Exercise: If a line in the following entries holds the string "call", include it in the tally. State the total and nothing further.

Entries provided:
· · · ·

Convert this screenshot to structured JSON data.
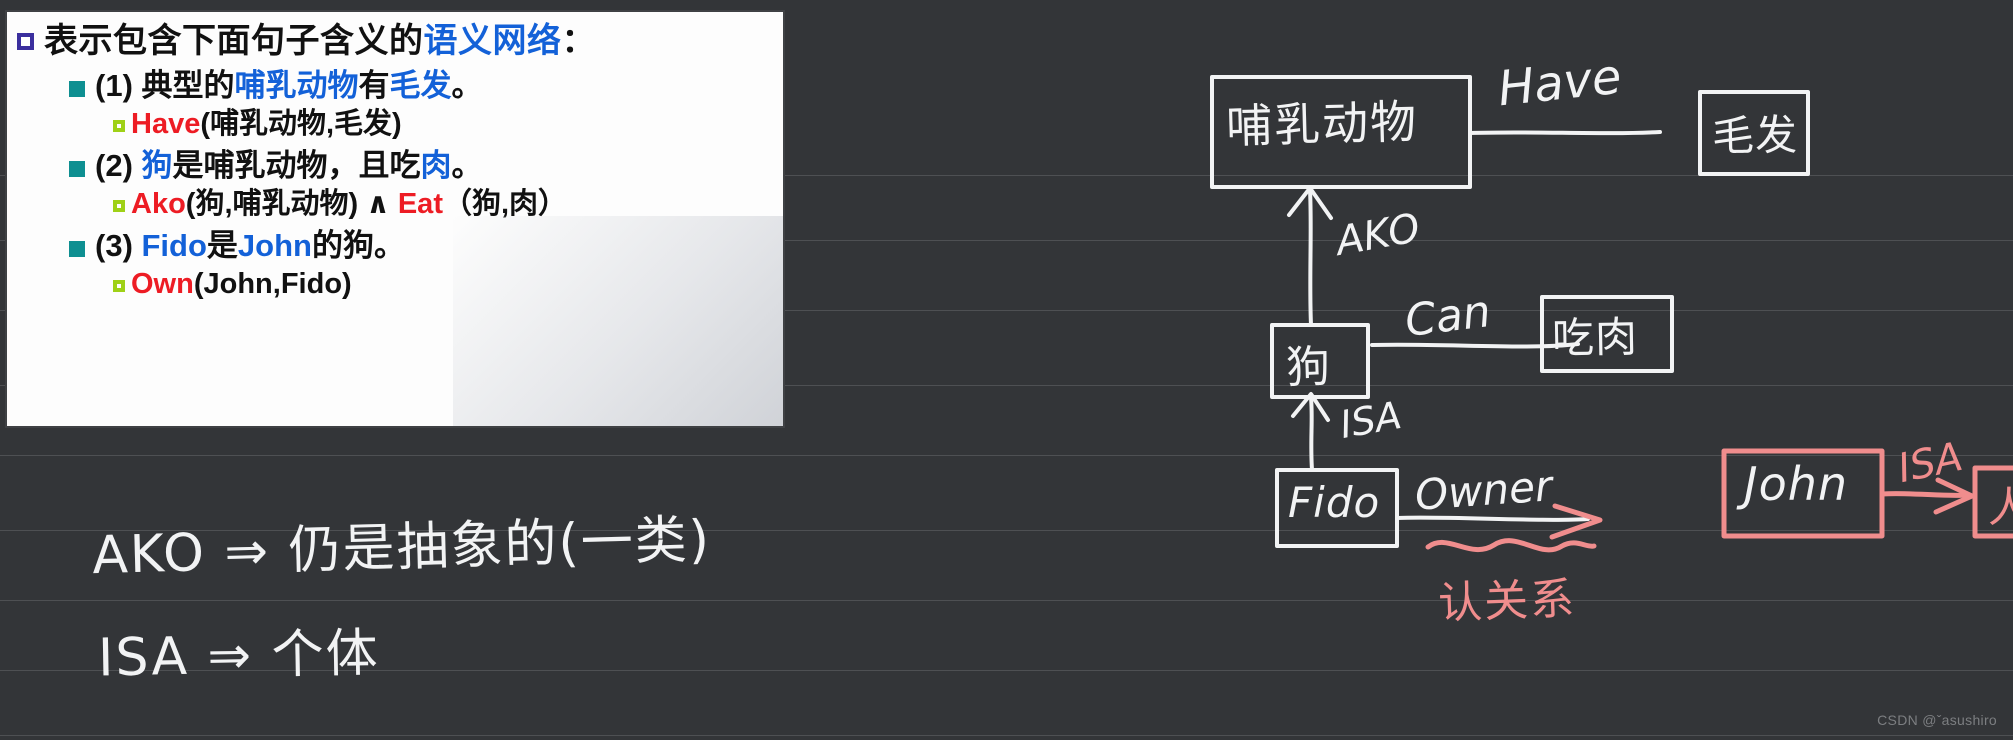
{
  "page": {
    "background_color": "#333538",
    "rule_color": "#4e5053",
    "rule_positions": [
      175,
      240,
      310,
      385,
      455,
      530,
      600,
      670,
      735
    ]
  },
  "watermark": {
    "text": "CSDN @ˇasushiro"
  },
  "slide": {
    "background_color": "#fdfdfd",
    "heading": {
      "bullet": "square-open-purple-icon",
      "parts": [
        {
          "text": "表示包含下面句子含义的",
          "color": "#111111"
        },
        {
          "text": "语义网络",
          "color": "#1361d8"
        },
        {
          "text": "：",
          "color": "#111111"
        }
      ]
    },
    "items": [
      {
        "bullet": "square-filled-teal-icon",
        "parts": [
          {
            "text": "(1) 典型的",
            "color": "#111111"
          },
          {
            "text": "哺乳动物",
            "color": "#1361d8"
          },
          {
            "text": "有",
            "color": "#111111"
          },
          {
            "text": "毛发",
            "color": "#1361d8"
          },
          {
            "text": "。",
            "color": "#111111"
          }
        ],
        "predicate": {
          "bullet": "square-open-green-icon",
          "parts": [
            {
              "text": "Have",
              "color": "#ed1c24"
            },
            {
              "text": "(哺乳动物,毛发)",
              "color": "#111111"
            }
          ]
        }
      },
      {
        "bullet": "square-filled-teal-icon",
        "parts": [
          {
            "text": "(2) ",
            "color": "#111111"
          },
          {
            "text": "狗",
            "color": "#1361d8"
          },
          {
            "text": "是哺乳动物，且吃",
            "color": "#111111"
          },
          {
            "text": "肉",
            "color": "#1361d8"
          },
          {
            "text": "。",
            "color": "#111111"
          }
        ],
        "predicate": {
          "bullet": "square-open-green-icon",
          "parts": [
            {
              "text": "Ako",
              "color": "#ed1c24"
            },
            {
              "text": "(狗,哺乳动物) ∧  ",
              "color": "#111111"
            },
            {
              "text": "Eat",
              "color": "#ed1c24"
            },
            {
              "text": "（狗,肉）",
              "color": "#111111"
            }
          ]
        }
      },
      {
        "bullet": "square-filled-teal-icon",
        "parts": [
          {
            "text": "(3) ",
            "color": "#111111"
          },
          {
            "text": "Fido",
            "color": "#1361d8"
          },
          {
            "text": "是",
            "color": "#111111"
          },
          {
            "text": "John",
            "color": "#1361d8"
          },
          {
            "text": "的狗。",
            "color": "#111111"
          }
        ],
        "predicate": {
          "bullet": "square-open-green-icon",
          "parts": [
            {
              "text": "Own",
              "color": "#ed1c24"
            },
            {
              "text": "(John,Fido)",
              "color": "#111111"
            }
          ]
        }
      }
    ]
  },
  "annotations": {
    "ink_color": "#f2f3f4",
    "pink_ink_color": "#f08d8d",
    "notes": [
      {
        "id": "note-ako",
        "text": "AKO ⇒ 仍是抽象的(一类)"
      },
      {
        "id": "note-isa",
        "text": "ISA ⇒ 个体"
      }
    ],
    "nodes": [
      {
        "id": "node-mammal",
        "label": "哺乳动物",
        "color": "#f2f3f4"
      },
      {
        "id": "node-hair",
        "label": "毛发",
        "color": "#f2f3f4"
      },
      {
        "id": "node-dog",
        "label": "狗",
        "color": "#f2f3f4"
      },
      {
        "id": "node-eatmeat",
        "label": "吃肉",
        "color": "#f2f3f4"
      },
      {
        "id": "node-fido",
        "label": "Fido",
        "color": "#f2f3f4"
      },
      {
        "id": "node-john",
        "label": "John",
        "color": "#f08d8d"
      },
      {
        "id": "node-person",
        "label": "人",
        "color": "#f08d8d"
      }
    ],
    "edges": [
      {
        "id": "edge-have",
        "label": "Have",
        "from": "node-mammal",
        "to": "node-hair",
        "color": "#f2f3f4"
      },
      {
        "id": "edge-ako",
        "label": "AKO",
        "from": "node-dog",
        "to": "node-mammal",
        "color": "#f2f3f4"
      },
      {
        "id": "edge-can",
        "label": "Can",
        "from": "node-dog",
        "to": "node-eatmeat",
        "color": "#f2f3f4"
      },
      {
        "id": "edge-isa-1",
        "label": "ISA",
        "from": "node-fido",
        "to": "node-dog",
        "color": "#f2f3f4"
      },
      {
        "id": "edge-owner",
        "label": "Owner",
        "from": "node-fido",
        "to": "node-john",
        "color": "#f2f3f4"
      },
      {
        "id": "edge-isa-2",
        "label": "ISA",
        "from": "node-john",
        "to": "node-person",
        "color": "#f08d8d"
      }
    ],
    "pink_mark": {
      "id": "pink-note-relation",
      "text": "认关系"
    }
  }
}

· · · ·

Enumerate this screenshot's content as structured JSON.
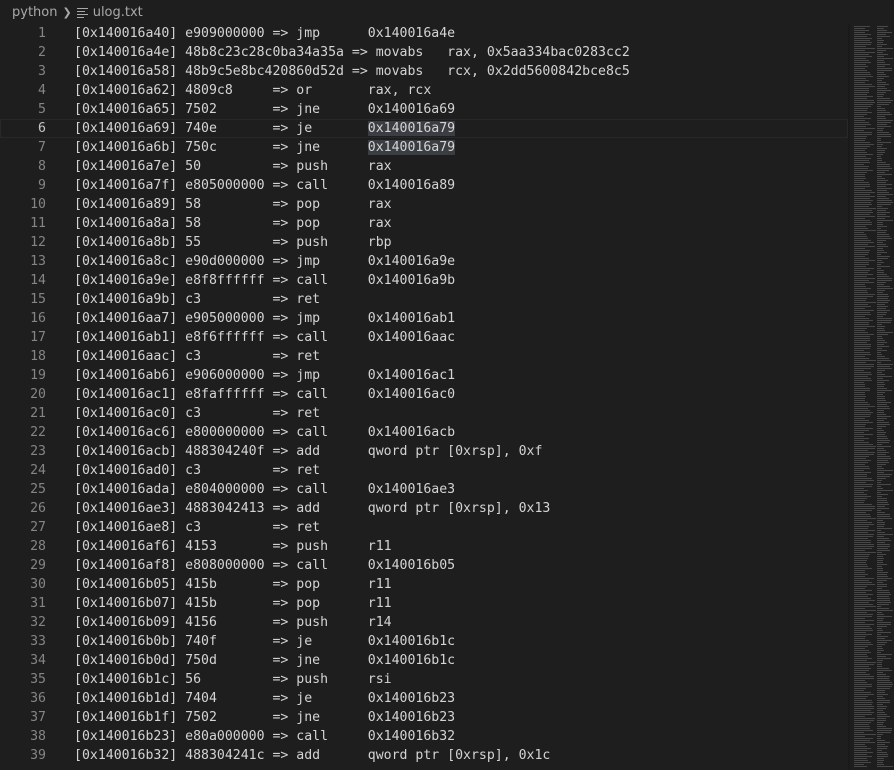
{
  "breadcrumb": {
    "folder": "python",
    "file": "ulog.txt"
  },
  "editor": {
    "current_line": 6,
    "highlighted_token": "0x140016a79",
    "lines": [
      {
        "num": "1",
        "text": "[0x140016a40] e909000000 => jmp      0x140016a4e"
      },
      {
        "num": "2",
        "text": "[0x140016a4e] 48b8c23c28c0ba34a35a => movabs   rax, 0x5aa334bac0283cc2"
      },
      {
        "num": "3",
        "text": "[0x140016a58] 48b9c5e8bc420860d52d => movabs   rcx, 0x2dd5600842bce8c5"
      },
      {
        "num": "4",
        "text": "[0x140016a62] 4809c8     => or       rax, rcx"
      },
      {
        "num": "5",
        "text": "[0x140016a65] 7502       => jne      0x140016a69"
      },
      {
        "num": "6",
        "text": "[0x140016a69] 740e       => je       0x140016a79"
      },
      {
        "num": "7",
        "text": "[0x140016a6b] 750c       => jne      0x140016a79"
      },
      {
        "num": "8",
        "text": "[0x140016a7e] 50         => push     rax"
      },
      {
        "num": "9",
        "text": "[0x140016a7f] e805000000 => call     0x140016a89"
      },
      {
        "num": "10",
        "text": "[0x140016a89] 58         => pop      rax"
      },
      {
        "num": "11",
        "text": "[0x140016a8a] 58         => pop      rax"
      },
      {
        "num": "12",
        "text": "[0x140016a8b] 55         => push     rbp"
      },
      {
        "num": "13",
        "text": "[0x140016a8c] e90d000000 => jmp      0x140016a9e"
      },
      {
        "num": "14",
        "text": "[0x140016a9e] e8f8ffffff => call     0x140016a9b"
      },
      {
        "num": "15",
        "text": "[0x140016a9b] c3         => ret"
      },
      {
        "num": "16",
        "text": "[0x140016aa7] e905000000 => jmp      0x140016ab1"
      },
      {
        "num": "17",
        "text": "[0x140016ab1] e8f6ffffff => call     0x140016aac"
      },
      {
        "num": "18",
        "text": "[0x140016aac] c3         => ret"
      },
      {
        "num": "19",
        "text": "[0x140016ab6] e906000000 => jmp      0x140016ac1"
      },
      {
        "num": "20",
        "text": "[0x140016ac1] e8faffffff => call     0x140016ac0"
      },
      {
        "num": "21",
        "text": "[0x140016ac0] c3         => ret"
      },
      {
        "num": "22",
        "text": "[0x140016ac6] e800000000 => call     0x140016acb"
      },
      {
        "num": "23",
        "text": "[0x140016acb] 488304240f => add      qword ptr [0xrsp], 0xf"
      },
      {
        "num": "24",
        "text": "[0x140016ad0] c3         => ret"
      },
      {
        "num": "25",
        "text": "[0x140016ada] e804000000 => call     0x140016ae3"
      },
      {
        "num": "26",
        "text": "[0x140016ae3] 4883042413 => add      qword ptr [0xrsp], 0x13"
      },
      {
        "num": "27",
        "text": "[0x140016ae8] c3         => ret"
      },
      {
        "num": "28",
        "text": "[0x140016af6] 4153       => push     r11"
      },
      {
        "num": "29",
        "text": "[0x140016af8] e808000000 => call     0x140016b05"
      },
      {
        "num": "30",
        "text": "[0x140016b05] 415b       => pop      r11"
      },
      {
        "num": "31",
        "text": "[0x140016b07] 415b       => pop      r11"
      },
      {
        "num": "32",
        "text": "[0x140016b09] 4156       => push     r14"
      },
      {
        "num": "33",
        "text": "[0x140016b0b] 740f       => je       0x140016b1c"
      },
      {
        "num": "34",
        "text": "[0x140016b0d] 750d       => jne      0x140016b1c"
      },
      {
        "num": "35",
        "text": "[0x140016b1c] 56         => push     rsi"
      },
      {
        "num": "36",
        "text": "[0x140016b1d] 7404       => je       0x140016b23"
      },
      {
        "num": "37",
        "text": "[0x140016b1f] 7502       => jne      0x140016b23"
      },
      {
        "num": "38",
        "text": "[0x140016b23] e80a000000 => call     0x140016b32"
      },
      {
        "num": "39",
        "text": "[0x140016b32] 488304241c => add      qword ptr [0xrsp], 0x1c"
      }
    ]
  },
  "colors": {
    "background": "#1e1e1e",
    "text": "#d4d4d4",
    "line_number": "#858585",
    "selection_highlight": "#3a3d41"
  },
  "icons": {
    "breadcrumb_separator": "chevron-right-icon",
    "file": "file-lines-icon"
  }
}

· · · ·

Your solution: 8